Located on the top of a cliff on the southwest of the Bukit peninsula overlooking the Indian Ocean, Pura Luhur Uluwatu (or Uluwatu Temple) is one of Bali’s most visited tourist spots. With its notorious monkeys, amazing sunset views, and the world-famous Kecak Fire Dance, Uluwatu Temple should be on top of your list of places to visit in Bali.
1. Dissecting the meaning behind its name, “Pura” means temple, “Luhur” means something of divine origin, “Ulu” means head, and “Watu” stands for rock.
2. While its history remains unclear, some people believe that the temple was built during the reign of Marakata (9th to 10th Century), the son of Mahendradatta, the former queen of Bali.
3. Other people claim that it was built by Dang Hyang Nirartha, a religious figure from the Daha Kingdom in East Java. Having built the temple in the Pecau hill and completing his spiritual journey around Bali, the monk staged his return to Pura Luhur Uluwatu where he died–and his body vanished.
4. The temple’s anniversary is celebrated on Anggara Kasih day and usually lasts for three days with thousands of Hindu worshippers participating in the festivities.
5. It sits on a 70-meter high cliff with great sunset views overlooking the Indian Ocean.
6. The monkeys that aimlessly walk around the temple is said to protect it from bad spirits. Although they seem tame at first, tourists are always advised to keep an eye out for their belongings.

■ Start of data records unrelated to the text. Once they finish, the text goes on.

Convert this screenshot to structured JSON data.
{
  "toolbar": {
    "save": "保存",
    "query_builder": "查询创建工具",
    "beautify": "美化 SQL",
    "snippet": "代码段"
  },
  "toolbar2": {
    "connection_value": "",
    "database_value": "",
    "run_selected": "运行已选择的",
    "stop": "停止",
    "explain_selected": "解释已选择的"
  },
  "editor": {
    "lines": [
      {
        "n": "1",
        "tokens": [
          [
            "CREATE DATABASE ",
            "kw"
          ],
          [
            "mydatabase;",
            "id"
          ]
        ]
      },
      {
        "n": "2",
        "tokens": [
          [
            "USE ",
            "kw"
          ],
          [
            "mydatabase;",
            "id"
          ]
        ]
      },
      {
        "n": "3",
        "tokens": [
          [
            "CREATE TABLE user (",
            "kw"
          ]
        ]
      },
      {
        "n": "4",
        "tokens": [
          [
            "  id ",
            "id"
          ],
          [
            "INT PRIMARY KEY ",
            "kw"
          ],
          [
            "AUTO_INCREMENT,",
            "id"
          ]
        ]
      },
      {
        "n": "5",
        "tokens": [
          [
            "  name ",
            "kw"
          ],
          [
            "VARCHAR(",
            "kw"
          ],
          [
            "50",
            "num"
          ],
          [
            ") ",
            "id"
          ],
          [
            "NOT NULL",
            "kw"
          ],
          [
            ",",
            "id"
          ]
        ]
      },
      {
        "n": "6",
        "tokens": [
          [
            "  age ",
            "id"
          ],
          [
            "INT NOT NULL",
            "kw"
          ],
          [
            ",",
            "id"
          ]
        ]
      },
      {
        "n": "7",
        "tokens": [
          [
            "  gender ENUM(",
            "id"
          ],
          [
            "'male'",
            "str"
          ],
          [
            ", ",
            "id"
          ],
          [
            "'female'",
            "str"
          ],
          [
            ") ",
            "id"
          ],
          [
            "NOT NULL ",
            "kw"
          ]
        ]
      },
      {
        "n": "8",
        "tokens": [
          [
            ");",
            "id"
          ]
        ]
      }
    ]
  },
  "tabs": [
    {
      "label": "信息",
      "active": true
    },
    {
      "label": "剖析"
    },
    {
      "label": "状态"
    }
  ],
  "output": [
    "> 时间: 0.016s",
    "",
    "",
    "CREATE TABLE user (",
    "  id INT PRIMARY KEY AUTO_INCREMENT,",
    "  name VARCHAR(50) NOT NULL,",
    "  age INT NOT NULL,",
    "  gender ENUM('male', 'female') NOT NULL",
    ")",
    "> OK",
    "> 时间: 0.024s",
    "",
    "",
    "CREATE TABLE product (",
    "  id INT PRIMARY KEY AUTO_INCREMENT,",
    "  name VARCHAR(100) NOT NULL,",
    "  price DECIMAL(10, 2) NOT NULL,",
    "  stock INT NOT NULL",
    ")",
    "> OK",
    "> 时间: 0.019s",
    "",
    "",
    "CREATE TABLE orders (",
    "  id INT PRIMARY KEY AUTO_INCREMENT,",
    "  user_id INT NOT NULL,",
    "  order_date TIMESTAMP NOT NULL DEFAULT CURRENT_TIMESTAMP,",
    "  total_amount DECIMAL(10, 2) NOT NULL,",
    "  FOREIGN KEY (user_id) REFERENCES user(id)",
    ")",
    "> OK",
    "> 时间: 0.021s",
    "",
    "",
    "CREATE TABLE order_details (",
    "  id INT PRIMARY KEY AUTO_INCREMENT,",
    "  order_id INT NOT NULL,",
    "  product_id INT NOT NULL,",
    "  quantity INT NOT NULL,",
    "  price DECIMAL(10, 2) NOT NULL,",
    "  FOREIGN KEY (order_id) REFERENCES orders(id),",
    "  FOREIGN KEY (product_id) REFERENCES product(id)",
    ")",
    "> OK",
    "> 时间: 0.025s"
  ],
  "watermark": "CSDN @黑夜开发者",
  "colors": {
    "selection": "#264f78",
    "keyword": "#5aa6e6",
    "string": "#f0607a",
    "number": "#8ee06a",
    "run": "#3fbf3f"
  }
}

The monkeys of Uluwatu, similar with other protected monkey forests in Bali, tend to snatch personal belongings which they learn to trade for fruits or other treats.
7. The Kecak Fire Dance is performed at sunset in Uluwatu, which serves as a perfect backdrop for this iconic dance performance.
8. Similar with most temples in Bali, the entrance of the temple (also known as candi bentar) is made of stone and is flanked by two statues of elephant-headed men.
9. Parts of Uluwatu are still being developed, and, unlike other temples in Bali, such as Tanah Lot, there are little to no vendors within its vicinity.
The Manila Project
Like us on Facebook
Follow us on Instagram